Identity. To say it’s complicated is like saying that losing an arm might hurt a bit. Family is complex too, except that’s more like saying that lopping off your head might make filing your own taxes problematic.

For Davon Loeb, identity and family are the foundations that he stands on. Those foundations are teetering, lopsided, but also strong as tree trunks and thick as blood, and from them he has produced a remarkable book. As he says, “…this hole in my identity is the bottom of a landfill, and the bigger I build, the deeper and mightier it grows.”

This memoir, which I might call a “memoir in flash,” is an autopsy. It’s spirit surgery.

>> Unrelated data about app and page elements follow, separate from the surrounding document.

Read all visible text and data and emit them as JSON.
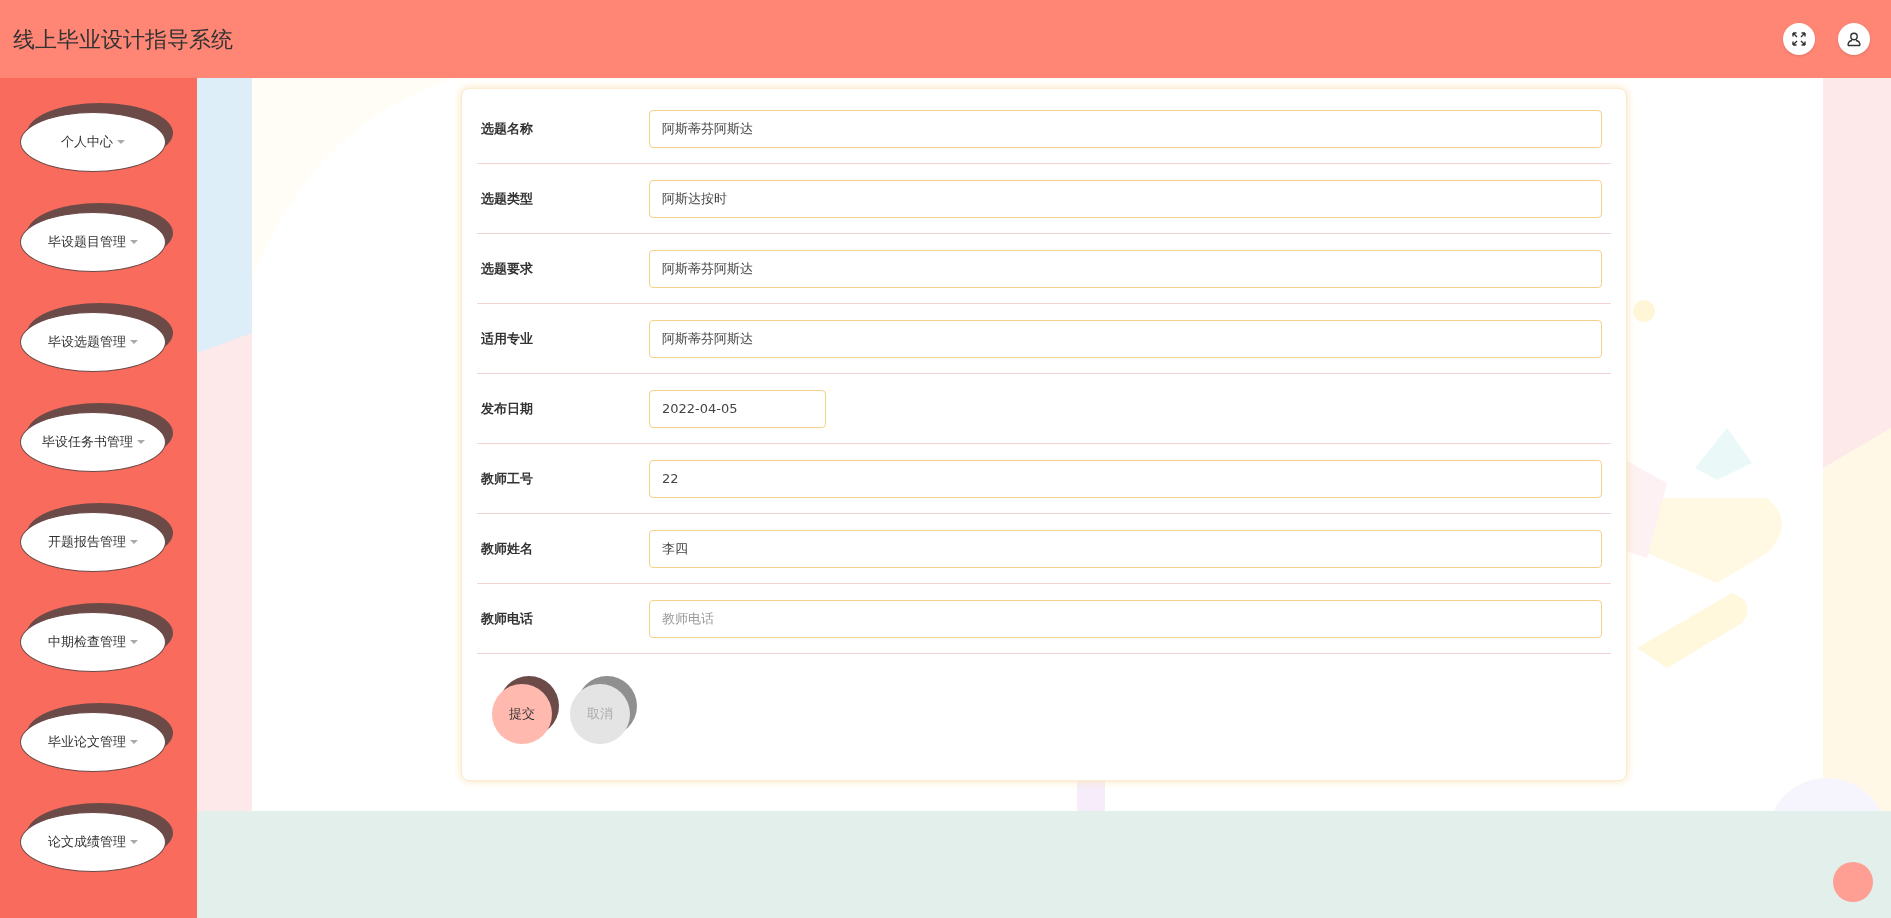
{
  "header": {
    "title": "线上毕业设计指导系统"
  },
  "sidebar": {
    "items": [
      {
        "label": "个人中心"
      },
      {
        "label": "毕设题目管理"
      },
      {
        "label": "毕设选题管理"
      },
      {
        "label": "毕设任务书管理"
      },
      {
        "label": "开题报告管理"
      },
      {
        "label": "中期检查管理"
      },
      {
        "label": "毕业论文管理"
      },
      {
        "label": "论文成绩管理"
      }
    ]
  },
  "form": {
    "fields": [
      {
        "label": "选题名称",
        "kind": "text",
        "value": "阿斯蒂芬阿斯达"
      },
      {
        "label": "选题类型",
        "kind": "text",
        "value": "阿斯达按时"
      },
      {
        "label": "选题要求",
        "kind": "text",
        "value": "阿斯蒂芬阿斯达"
      },
      {
        "label": "适用专业",
        "kind": "text",
        "value": "阿斯蒂芬阿斯达"
      },
      {
        "label": "发布日期",
        "kind": "date",
        "value": "2022-04-05"
      },
      {
        "label": "教师工号",
        "kind": "text",
        "value": "22"
      },
      {
        "label": "教师姓名",
        "kind": "text",
        "value": "李四"
      },
      {
        "label": "教师电话",
        "kind": "text",
        "placeholder": "教师电话"
      }
    ],
    "buttons": [
      {
        "label": "提交",
        "kind": "primary"
      },
      {
        "label": "取消",
        "kind": "cancel"
      }
    ]
  }
}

It’s a peek through a crack in the wall at race in America and a fantasy lived through the eyes of a boy who just wants to belong. It’s what happens when incongruous worlds collide inside sweating flesh and a delicate mind. 

And yet, even though Davon’s story is so different from mine, the way he puts me inside his gawky kid body and throws me in the heart of thunderstorms and regresses me into a child just wanting to be loved and comforted, makes it all so familiar. 

Story by story, Loeb retraces the scars and scrapes of the past, making it feel all too fresh. He, as a young child, holds our hand and takes us back to the world that was so wide and full of possibility, and yet so haunting and hazardous. And even though it’s not always pretty—hell, sometimes it’s a living nightmare—we come out feeling, if not whole, at least a little more understood and understanding.

Though Loeb warns that “It becomes a problem when we narrate other peoples’ lives…” his book makes me feel that the narratives that so often divide and isolate us could become the sutures that heal us if we share in the way that he has, with so much raw honesty and broken-openness. 

Pin It on Pinterest